TASK TO CARRY OUT — Output all the entries word for word. Omit the pictures.

DATA LISTING —
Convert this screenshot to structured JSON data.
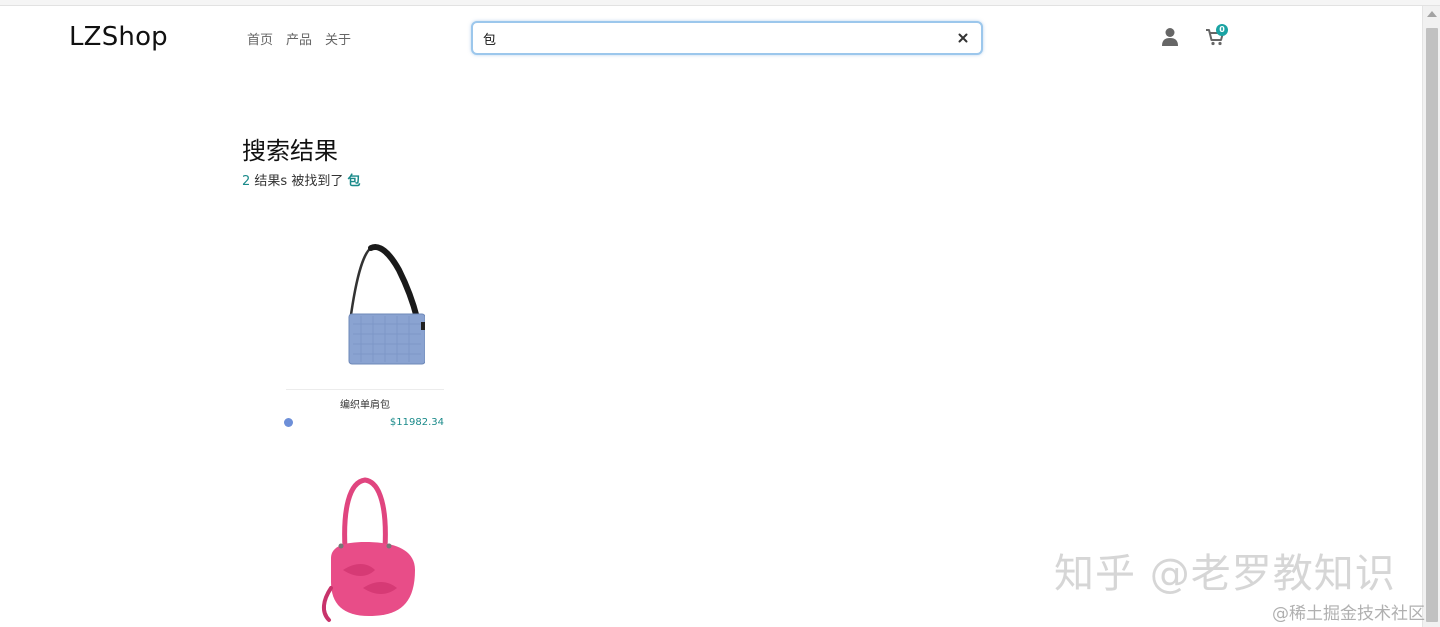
{
  "header": {
    "logo": "LZShop",
    "nav": [
      "首页",
      "产品",
      "关于"
    ],
    "search": {
      "value": "包",
      "placeholder": ""
    },
    "cart_count": "0"
  },
  "results": {
    "title": "搜索结果",
    "count": "2",
    "found_text": " 结果s 被找到了 ",
    "query": "包"
  },
  "products": [
    {
      "name": "编织单肩包",
      "price": "$11982.34",
      "swatch_color": "#6d8fd8"
    },
    {
      "name": "",
      "price": ""
    }
  ],
  "icons": [
    "close-icon",
    "user-icon",
    "cart-icon"
  ],
  "colors": {
    "accent": "#1aa3a3",
    "price": "#1a8a8a",
    "search_border": "#9cc7ec"
  },
  "watermark": {
    "main": "知乎 @老罗教知识",
    "sub": "@稀土掘金技术社区"
  }
}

SOLUTION TO THE EXERCISE —
Convert this screenshot to structured JSON data.
{
  "header": {
    "logo": "LZShop",
    "nav": [
      "首页",
      "产品",
      "关于"
    ],
    "search": {
      "value": "包",
      "placeholder": ""
    },
    "cart_count": "0"
  },
  "results": {
    "title": "搜索结果",
    "count": "2",
    "found_text": " 结果s 被找到了 ",
    "query": "包"
  },
  "products": [
    {
      "name": "编织单肩包",
      "price": "$11982.34",
      "swatch_color": "#6d8fd8"
    },
    {
      "name": "",
      "price": ""
    }
  ],
  "icons": [
    "close-icon",
    "user-icon",
    "cart-icon"
  ],
  "colors": {
    "accent": "#1aa3a3",
    "price": "#1a8a8a",
    "search_border": "#9cc7ec"
  },
  "watermark": {
    "main": "知乎 @老罗教知识",
    "sub": "@稀土掘金技术社区"
  }
}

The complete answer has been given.